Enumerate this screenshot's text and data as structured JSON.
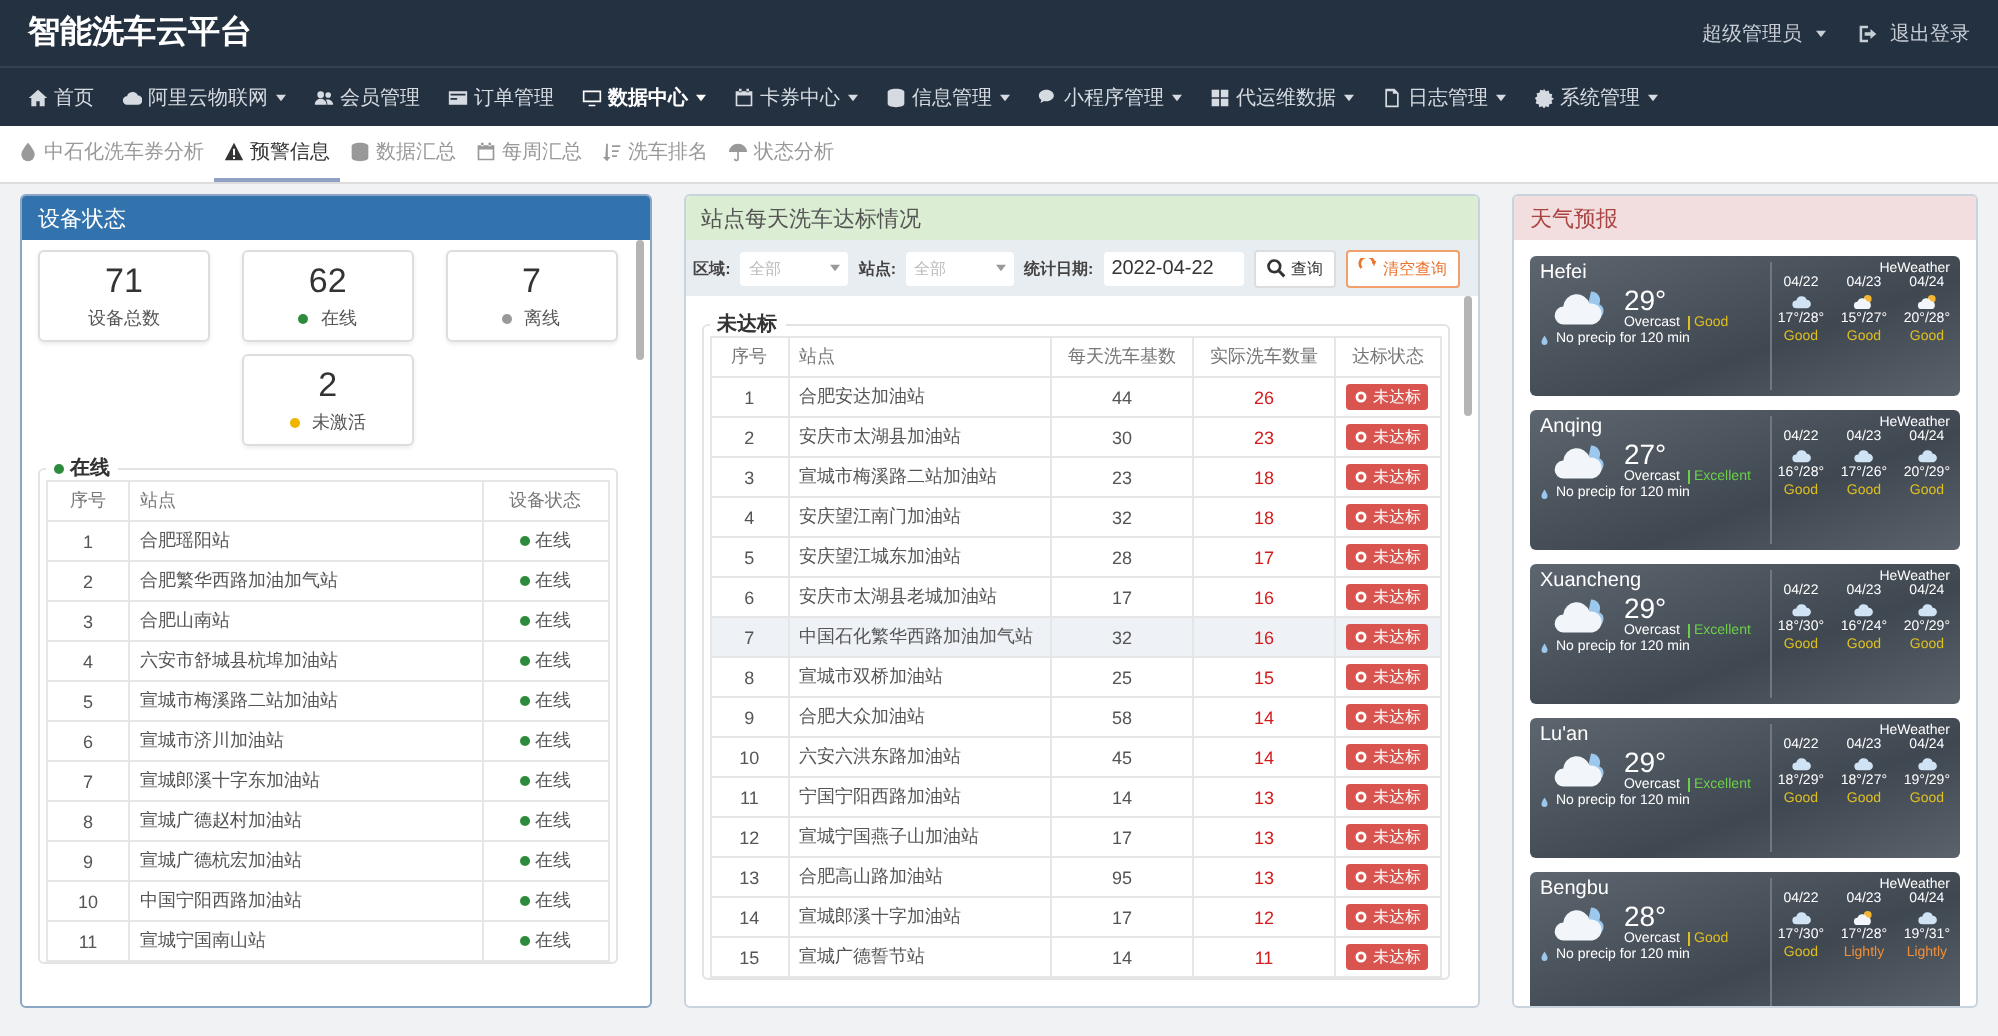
{
  "header": {
    "title": "智能洗车云平台",
    "user": "超级管理员",
    "logout": "退出登录"
  },
  "nav": [
    {
      "label": "首页",
      "active": false,
      "dropdown": false
    },
    {
      "label": "阿里云物联网",
      "active": false,
      "dropdown": true
    },
    {
      "label": "会员管理",
      "active": false,
      "dropdown": false
    },
    {
      "label": "订单管理",
      "active": false,
      "dropdown": false
    },
    {
      "label": "数据中心",
      "active": true,
      "dropdown": true
    },
    {
      "label": "卡券中心",
      "active": false,
      "dropdown": true
    },
    {
      "label": "信息管理",
      "active": false,
      "dropdown": true
    },
    {
      "label": "小程序管理",
      "active": false,
      "dropdown": true
    },
    {
      "label": "代运维数据",
      "active": false,
      "dropdown": true
    },
    {
      "label": "日志管理",
      "active": false,
      "dropdown": true
    },
    {
      "label": "系统管理",
      "active": false,
      "dropdown": true
    }
  ],
  "subtabs": [
    {
      "label": "中石化洗车券分析",
      "selected": false
    },
    {
      "label": "预警信息",
      "selected": true
    },
    {
      "label": "数据汇总",
      "selected": false
    },
    {
      "label": "每周汇总",
      "selected": false
    },
    {
      "label": "洗车排名",
      "selected": false
    },
    {
      "label": "状态分析",
      "selected": false
    }
  ],
  "device_panel": {
    "title": "设备状态",
    "stats": [
      {
        "value": "71",
        "label": "设备总数"
      },
      {
        "value": "62",
        "label": "在线",
        "color": "#2e8b3d"
      },
      {
        "value": "7",
        "label": "离线",
        "color": "#999999"
      },
      {
        "value": "2",
        "label": "未激活",
        "color": "#f0b400"
      }
    ],
    "legend": {
      "label": "在线",
      "color": "#2e8b3d"
    },
    "columns": [
      "序号",
      "站点",
      "设备状态"
    ],
    "rows": [
      {
        "no": "1",
        "station": "合肥瑶阳站",
        "status": "在线"
      },
      {
        "no": "2",
        "station": "合肥繁华西路加油加气站",
        "status": "在线"
      },
      {
        "no": "3",
        "station": "合肥山南站",
        "status": "在线"
      },
      {
        "no": "4",
        "station": "六安市舒城县杭埠加油站",
        "status": "在线"
      },
      {
        "no": "5",
        "station": "宣城市梅溪路二站加油站",
        "status": "在线"
      },
      {
        "no": "6",
        "station": "宣城市济川加油站",
        "status": "在线"
      },
      {
        "no": "7",
        "station": "宣城郎溪十字东加油站",
        "status": "在线"
      },
      {
        "no": "8",
        "station": "宣城广德赵村加油站",
        "status": "在线"
      },
      {
        "no": "9",
        "station": "宣城广德杭宏加油站",
        "status": "在线"
      },
      {
        "no": "10",
        "station": "中国宁阳西路加油站",
        "status": "在线"
      },
      {
        "no": "11",
        "station": "宣城宁国南山站",
        "status": "在线"
      }
    ]
  },
  "standard_panel": {
    "title": "站点每天洗车达标情况",
    "filters": {
      "region_label": "区域:",
      "region_value": "全部",
      "station_label": "站点:",
      "station_value": "全部",
      "date_label": "统计日期:",
      "date_value": "2022-04-22"
    },
    "search_button": "查询",
    "reset_button": "清空查询",
    "legend": "未达标",
    "columns": [
      "序号",
      "站点",
      "每天洗车基数",
      "实际洗车数量",
      "达标状态"
    ],
    "rows": [
      {
        "no": "1",
        "station": "合肥安达加油站",
        "target": "44",
        "actual": "26",
        "status": "未达标",
        "selected": false
      },
      {
        "no": "2",
        "station": "安庆市太湖县加油站",
        "target": "30",
        "actual": "23",
        "status": "未达标",
        "selected": false
      },
      {
        "no": "3",
        "station": "宣城市梅溪路二站加油站",
        "target": "23",
        "actual": "18",
        "status": "未达标",
        "selected": false
      },
      {
        "no": "4",
        "station": "安庆望江南门加油站",
        "target": "32",
        "actual": "18",
        "status": "未达标",
        "selected": false
      },
      {
        "no": "5",
        "station": "安庆望江城东加油站",
        "target": "28",
        "actual": "17",
        "status": "未达标",
        "selected": false
      },
      {
        "no": "6",
        "station": "安庆市太湖县老城加油站",
        "target": "17",
        "actual": "16",
        "status": "未达标",
        "selected": false
      },
      {
        "no": "7",
        "station": "中国石化繁华西路加油加气站",
        "target": "32",
        "actual": "16",
        "status": "未达标",
        "selected": true
      },
      {
        "no": "8",
        "station": "宣城市双桥加油站",
        "target": "25",
        "actual": "15",
        "status": "未达标",
        "selected": false
      },
      {
        "no": "9",
        "station": "合肥大众加油站",
        "target": "58",
        "actual": "14",
        "status": "未达标",
        "selected": false
      },
      {
        "no": "10",
        "station": "六安六洪东路加油站",
        "target": "45",
        "actual": "14",
        "status": "未达标",
        "selected": false
      },
      {
        "no": "11",
        "station": "宁国宁阳西路加油站",
        "target": "14",
        "actual": "13",
        "status": "未达标",
        "selected": false
      },
      {
        "no": "12",
        "station": "宣城宁国燕子山加油站",
        "target": "17",
        "actual": "13",
        "status": "未达标",
        "selected": false
      },
      {
        "no": "13",
        "station": "合肥高山路加油站",
        "target": "95",
        "actual": "13",
        "status": "未达标",
        "selected": false
      },
      {
        "no": "14",
        "station": "宣城郎溪十字加油站",
        "target": "17",
        "actual": "12",
        "status": "未达标",
        "selected": false
      },
      {
        "no": "15",
        "station": "宣城广德誓节站",
        "target": "14",
        "actual": "11",
        "status": "未达标",
        "selected": false
      }
    ]
  },
  "weather_panel": {
    "title": "天气预报",
    "cards": [
      {
        "city": "Hefei",
        "provider": "HeWeather",
        "temp": "29°",
        "condition": "Overcast",
        "aqi": "Good",
        "color": "#e0c020",
        "precip": "No precip for 120 min",
        "days": [
          {
            "date": "04/22",
            "kind": "cloudy",
            "range": "17°/28°",
            "aqi": "Good",
            "color": "#e0c020"
          },
          {
            "date": "04/23",
            "kind": "partly_cloudy",
            "range": "15°/27°",
            "aqi": "Good",
            "color": "#e0c020"
          },
          {
            "date": "04/24",
            "kind": "partly_cloudy",
            "range": "20°/28°",
            "aqi": "Good",
            "color": "#e0c020"
          }
        ]
      },
      {
        "city": "Anqing",
        "provider": "HeWeather",
        "temp": "27°",
        "condition": "Overcast",
        "aqi": "Excellent",
        "color": "#6ccf4a",
        "precip": "No precip for 120 min",
        "days": [
          {
            "date": "04/22",
            "kind": "cloudy",
            "range": "16°/28°",
            "aqi": "Good",
            "color": "#e0c020"
          },
          {
            "date": "04/23",
            "kind": "cloudy",
            "range": "17°/26°",
            "aqi": "Good",
            "color": "#e0c020"
          },
          {
            "date": "04/24",
            "kind": "cloudy",
            "range": "20°/29°",
            "aqi": "Good",
            "color": "#e0c020"
          }
        ]
      },
      {
        "city": "Xuancheng",
        "provider": "HeWeather",
        "temp": "29°",
        "condition": "Overcast",
        "aqi": "Excellent",
        "color": "#6ccf4a",
        "precip": "No precip for 120 min",
        "days": [
          {
            "date": "04/22",
            "kind": "cloudy",
            "range": "18°/30°",
            "aqi": "Good",
            "color": "#e0c020"
          },
          {
            "date": "04/23",
            "kind": "cloudy",
            "range": "16°/24°",
            "aqi": "Good",
            "color": "#e0c020"
          },
          {
            "date": "04/24",
            "kind": "cloudy",
            "range": "20°/29°",
            "aqi": "Good",
            "color": "#e0c020"
          }
        ]
      },
      {
        "city": "Lu'an",
        "provider": "HeWeather",
        "temp": "29°",
        "condition": "Overcast",
        "aqi": "Excellent",
        "color": "#6ccf4a",
        "precip": "No precip for 120 min",
        "days": [
          {
            "date": "04/22",
            "kind": "cloudy",
            "range": "18°/29°",
            "aqi": "Good",
            "color": "#e0c020"
          },
          {
            "date": "04/23",
            "kind": "cloudy",
            "range": "18°/27°",
            "aqi": "Good",
            "color": "#e0c020"
          },
          {
            "date": "04/24",
            "kind": "cloudy",
            "range": "19°/29°",
            "aqi": "Good",
            "color": "#e0c020"
          }
        ]
      },
      {
        "city": "Bengbu",
        "provider": "HeWeather",
        "temp": "28°",
        "condition": "Overcast",
        "aqi": "Good",
        "color": "#e0c020",
        "precip": "No precip for 120 min",
        "days": [
          {
            "date": "04/22",
            "kind": "cloudy",
            "range": "17°/30°",
            "aqi": "Good",
            "color": "#e0c020"
          },
          {
            "date": "04/23",
            "kind": "partly_cloudy",
            "range": "17°/28°",
            "aqi": "Lightly",
            "color": "#f0903a"
          },
          {
            "date": "04/24",
            "kind": "cloudy",
            "range": "19°/31°",
            "aqi": "Lightly",
            "color": "#f0903a"
          }
        ]
      }
    ]
  }
}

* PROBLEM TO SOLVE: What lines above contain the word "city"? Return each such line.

* YOUR RESPONSE:
        "city": "Hefei",
        "city": "Anqing",
        "city": "Xuancheng",
        "city": "Lu'an",
        "city": "Bengbu",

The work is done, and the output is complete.